“Sometimes they have to kill us. They have to kill us, because they can’t kill our spirit. We choose the right to be who we are. We the know the difference between reality of freedom and the illusion of freedom. There is a way to live with the earth and a way not to live with the earth. We choose the way of earth.”–john trudell

In 1990, November was officially recognized as National American Indian Heritage Month.  The years since have proven to be both a political and artistic resurgence for Native Peoples. 

The Native American and Indigenous program became a formal addition to Sundance Institute in 1994, and as we reflect on the last 25 years of honoring Native American Heritage Month, we also want to recognize the contributions of Native filmmakers supported by the Native American and Indigenous program.

Smoke Signals (above)
Directed by Chris Eyre
1995 Directors Lab
1998 Sundance Film Festival

Directed by Heather Rae
2005 Sundance Film Festival

On the Ice
Directed by Andrew Okpeaha MacLean
2009 Directors Lab
2011 Sundance Film Festival

Directed by Billy Luther
2011 Sundance Film Festival

Find out more about these films and more here.

Film stills by Cybelle Codish (Grab) and Sebastian Mlynarski (On the Ice)

I burned the American flag in protest of the way the American government treats the indigenous Indian people of the United States of America. I burned the American flag as an act of protest against the injustice that is being extended against all of the people. We burned the American flag because it has been desecrated, and the only proper way to dispose of the American flag after desecration is to burn it. We feel that racism, sexism, and class separation, that these are desecrations. And we feel that the American flag does not represent integrity, honor, justice, or truth.
—  John Trudell
See, when they got off the boat, they didn’t recognize us. They said who are you and we said we’re the people, we’re the human beings. And they said, oh, Indians, because they didn’t recognize what it was to be a human being.
I’m a human being, this is the name of my tribe. This is the name of my people. But I’m a human being.
But then the predatory mentality shows up and starts calling us Indians and committing genocide against us as a vehicle of erasing the memory of being a human being. So they used war textbooks, history books, and when film came along, they used film.
You go in our own communities, how many of us are fighting to protect our identity of being an Indian. And 600 years ago, that word Indian, that sound was NEVER made on this hemisphere. That sound, that noise, was never ever made, ever. We’re trying to protect that as an identity, see, so it affects all of us. It’s reached the point evolutionarily speaking, we’re starting to not recognize ourselves as human beings.
We’re too busy trying to protect the idea of a Native American or an Indian, but we’re not Indians and we’re not Native Americans. We’re older than both concepts. We’re the people. We’re the human beings.

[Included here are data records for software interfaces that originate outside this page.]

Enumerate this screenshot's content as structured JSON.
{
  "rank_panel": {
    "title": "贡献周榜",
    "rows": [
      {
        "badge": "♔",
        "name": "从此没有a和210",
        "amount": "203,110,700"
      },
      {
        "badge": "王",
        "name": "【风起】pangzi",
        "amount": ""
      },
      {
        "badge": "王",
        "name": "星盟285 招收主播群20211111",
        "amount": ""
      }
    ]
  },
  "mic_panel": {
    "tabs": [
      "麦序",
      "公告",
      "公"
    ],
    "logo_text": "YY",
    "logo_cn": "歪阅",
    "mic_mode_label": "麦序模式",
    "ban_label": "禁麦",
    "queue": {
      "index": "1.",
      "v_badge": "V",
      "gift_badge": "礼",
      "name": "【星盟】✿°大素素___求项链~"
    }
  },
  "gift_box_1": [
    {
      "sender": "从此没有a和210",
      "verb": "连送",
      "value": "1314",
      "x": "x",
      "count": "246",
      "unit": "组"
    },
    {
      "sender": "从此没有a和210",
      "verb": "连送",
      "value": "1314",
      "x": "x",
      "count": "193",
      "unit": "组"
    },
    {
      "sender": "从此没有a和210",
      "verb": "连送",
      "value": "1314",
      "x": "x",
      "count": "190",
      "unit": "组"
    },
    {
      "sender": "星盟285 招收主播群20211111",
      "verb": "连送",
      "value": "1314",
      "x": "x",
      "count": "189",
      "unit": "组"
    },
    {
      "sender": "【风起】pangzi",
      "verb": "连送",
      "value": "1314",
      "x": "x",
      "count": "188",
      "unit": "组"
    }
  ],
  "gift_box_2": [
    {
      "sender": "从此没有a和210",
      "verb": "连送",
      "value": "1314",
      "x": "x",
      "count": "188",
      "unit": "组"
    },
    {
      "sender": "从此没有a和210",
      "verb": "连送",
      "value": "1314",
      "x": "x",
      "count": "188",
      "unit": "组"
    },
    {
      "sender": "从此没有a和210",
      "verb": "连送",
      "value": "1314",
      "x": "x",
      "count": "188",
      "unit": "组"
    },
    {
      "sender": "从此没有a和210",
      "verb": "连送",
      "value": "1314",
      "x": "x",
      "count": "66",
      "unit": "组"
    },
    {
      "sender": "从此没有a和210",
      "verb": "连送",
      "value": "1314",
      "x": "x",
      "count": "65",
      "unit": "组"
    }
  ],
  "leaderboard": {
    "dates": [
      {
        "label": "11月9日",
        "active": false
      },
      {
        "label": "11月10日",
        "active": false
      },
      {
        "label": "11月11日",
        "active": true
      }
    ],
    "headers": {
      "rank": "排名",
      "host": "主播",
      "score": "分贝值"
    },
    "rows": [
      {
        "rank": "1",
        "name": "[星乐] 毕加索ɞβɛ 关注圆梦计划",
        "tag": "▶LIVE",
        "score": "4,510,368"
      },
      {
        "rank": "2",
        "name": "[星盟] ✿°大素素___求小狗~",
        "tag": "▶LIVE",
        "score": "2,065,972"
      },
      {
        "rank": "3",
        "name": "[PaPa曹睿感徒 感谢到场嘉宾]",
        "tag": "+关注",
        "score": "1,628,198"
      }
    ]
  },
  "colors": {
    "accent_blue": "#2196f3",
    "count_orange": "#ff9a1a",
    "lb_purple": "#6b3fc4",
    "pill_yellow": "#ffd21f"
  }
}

–John Trudell, Lakota Activist/Poet

From the incredible documentary “Reel Injun.”
John Trudell, American Indian activist, poet and actor, dies in California at 69
LOS ANGELES (AP) — John Trudell, who was a spokesman for American Indian protesters during their 1969 occupation of Alcatraz Island and later headed the American Indian Movement, died Tuesday. He was 69.

Many of you may not know him, but the man was a legend.

He was the spokesperson/rep for the Alcatraz occupation back in the day.
Guy was one of the leading indigenous activists, writers and poets.
He’s done a lot to advance the lives of the indigenous.

RIP John.

We have power… Our power isn’t in a political system, or a religious system, or in an economic system, or in a military system; these are authoritarian systems… they have power… but it’s not reality. The power of our intelligence, individually or collectively IS the power; this is the power that any industrial ruling class truly fears: clear coherent human beings. ~ John Trudell

The great lie is that it is ‘civilization’. It’s not civilized, it has been literally the most bloodthirsty brutalizing system ever imposed upon this planet. That is not civilization that’s “the great lie.” The great lie is that it represents ‘civilization.’ That’s the great lie, or if it does represent civilization and it’s truly what civilization is; then the great lie is that civilization is good for us.
—  John Trudell